→ **WHAT THE EXERCISE ASKS**
From top to bottom, each entry below must be reproduced exactly.

→ **DATA FOR REVIEW**

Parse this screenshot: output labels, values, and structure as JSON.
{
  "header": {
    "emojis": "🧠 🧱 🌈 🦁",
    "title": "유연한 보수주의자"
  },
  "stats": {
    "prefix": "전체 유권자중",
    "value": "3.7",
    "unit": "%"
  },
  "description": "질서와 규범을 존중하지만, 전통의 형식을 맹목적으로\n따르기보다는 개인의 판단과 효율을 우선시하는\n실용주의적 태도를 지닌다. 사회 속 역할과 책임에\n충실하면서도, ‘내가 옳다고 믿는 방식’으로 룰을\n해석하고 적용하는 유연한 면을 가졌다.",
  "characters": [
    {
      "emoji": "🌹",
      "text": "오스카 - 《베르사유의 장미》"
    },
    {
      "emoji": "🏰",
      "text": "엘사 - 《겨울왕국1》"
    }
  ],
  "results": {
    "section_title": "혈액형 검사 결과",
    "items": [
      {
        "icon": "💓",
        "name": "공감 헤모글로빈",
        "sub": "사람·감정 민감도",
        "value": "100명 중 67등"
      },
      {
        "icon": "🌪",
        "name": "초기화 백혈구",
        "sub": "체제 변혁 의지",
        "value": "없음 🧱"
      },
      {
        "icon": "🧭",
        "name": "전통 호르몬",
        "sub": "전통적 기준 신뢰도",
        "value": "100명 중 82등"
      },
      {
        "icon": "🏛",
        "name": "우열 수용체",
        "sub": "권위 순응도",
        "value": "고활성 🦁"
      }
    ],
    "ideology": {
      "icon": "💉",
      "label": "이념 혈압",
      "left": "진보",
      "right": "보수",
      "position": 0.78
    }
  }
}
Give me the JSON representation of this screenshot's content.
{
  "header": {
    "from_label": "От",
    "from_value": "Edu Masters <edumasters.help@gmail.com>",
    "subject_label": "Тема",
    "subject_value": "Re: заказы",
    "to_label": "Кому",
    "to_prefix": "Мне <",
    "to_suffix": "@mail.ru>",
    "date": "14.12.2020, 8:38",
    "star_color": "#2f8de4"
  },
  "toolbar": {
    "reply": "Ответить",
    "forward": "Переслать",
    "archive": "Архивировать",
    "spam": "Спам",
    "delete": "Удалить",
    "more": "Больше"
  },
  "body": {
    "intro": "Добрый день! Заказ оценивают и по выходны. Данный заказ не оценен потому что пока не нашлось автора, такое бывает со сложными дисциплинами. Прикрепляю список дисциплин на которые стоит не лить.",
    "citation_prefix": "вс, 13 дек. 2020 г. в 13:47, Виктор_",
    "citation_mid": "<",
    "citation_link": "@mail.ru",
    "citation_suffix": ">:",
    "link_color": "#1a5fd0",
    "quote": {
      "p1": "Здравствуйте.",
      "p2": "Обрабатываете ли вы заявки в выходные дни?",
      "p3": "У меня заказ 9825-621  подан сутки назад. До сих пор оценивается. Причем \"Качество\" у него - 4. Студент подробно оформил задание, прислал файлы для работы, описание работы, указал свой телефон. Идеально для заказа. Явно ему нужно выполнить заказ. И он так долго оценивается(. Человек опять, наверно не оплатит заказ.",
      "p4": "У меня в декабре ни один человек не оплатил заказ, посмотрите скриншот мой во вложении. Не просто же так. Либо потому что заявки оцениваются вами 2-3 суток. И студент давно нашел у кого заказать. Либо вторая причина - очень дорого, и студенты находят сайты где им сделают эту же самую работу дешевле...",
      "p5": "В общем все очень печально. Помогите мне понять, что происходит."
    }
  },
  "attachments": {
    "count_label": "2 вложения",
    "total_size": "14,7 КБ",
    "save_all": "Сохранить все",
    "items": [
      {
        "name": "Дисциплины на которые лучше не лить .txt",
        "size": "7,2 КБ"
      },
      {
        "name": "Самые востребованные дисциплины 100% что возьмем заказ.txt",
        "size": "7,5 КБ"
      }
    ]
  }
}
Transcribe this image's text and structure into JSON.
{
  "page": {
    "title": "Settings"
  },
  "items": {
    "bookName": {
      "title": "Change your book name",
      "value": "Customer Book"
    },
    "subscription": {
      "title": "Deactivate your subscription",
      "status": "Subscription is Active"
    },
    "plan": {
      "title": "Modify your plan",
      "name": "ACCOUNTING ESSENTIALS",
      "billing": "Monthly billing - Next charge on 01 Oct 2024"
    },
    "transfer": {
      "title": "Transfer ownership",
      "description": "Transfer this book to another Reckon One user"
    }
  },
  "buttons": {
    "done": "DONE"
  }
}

→ **SOLUTION TO THE EXERCISE**
Parse this screenshot: output labels, values, and structure as JSON.
{
  "header": {
    "emojis": "🧠 🧱 🌈 🦁",
    "title": "유연한 보수주의자"
  },
  "stats": {
    "prefix": "전체 유권자중",
    "value": "3.7",
    "unit": "%"
  },
  "description": "질서와 규범을 존중하지만, 전통의 형식을 맹목적으로\n따르기보다는 개인의 판단과 효율을 우선시하는\n실용주의적 태도를 지닌다. 사회 속 역할과 책임에\n충실하면서도, ‘내가 옳다고 믿는 방식’으로 룰을\n해석하고 적용하는 유연한 면을 가졌다.",
  "characters": [
    {
      "emoji": "🌹",
      "text": "오스카 - 《베르사유의 장미》"
    },
    {
      "emoji": "🏰",
      "text": "엘사 - 《겨울왕국1》"
    }
  ],
  "results": {
    "section_title": "혈액형 검사 결과",
    "items": [
      {
        "icon": "💓",
        "name": "공감 헤모글로빈",
        "sub": "사람·감정 민감도",
        "value": "100명 중 67등"
      },
      {
        "icon": "🌪",
        "name": "초기화 백혈구",
        "sub": "체제 변혁 의지",
        "value": "없음 🧱"
      },
      {
        "icon": "🧭",
        "name": "전통 호르몬",
        "sub": "전통적 기준 신뢰도",
        "value": "100명 중 82등"
      },
      {
        "icon": "🏛",
        "name": "우열 수용체",
        "sub": "권위 순응도",
        "value": "고활성 🦁"
      }
    ],
    "ideology": {
      "icon": "💉",
      "label": "이념 혈압",
      "left": "진보",
      "right": "보수",
      "position": 0.78
    }
  }
}
Give me the JSON representation of this screenshot's content.
{
  "header": {
    "from_label": "От",
    "from_value": "Edu Masters <edumasters.help@gmail.com>",
    "subject_label": "Тема",
    "subject_value": "Re: заказы",
    "to_label": "Кому",
    "to_prefix": "Мне <",
    "to_suffix": "@mail.ru>",
    "date": "14.12.2020, 8:38",
    "star_color": "#2f8de4"
  },
  "toolbar": {
    "reply": "Ответить",
    "forward": "Переслать",
    "archive": "Архивировать",
    "spam": "Спам",
    "delete": "Удалить",
    "more": "Больше"
  },
  "body": {
    "intro": "Добрый день! Заказ оценивают и по выходны. Данный заказ не оценен потому что пока не нашлось автора, такое бывает со сложными дисциплинами. Прикрепляю список дисциплин на которые стоит не лить.",
    "citation_prefix": "вс, 13 дек. 2020 г. в 13:47, Виктор_",
    "citation_mid": "<",
    "citation_link": "@mail.ru",
    "citation_suffix": ">:",
    "link_color": "#1a5fd0",
    "quote": {
      "p1": "Здравствуйте.",
      "p2": "Обрабатываете ли вы заявки в выходные дни?",
      "p3": "У меня заказ 9825-621  подан сутки назад. До сих пор оценивается. Причем \"Качество\" у него - 4. Студент подробно оформил задание, прислал файлы для работы, описание работы, указал свой телефон. Идеально для заказа. Явно ему нужно выполнить заказ. И он так долго оценивается(. Человек опять, наверно не оплатит заказ.",
      "p4": "У меня в декабре ни один человек не оплатил заказ, посмотрите скриншот мой во вложении. Не просто же так. Либо потому что заявки оцениваются вами 2-3 суток. И студент давно нашел у кого заказать. Либо вторая причина - очень дорого, и студенты находят сайты где им сделают эту же самую работу дешевле...",
      "p5": "В общем все очень печально. Помогите мне понять, что происходит."
    }
  },
  "attachments": {
    "count_label": "2 вложения",
    "total_size": "14,7 КБ",
    "save_all": "Сохранить все",
    "items": [
      {
        "name": "Дисциплины на которые лучше не лить .txt",
        "size": "7,2 КБ"
      },
      {
        "name": "Самые востребованные дисциплины 100% что возьмем заказ.txt",
        "size": "7,5 КБ"
      }
    ]
  }
}
Transcribe this image's text and structure into JSON.
{
  "page": {
    "title": "Settings"
  },
  "items": {
    "bookName": {
      "title": "Change your book name",
      "value": "Customer Book"
    },
    "subscription": {
      "title": "Deactivate your subscription",
      "status": "Subscription is Active"
    },
    "plan": {
      "title": "Modify your plan",
      "name": "ACCOUNTING ESSENTIALS",
      "billing": "Monthly billing - Next charge on 01 Oct 2024"
    },
    "transfer": {
      "title": "Transfer ownership",
      "description": "Transfer this book to another Reckon One user"
    }
  },
  "buttons": {
    "done": "DONE"
  }
}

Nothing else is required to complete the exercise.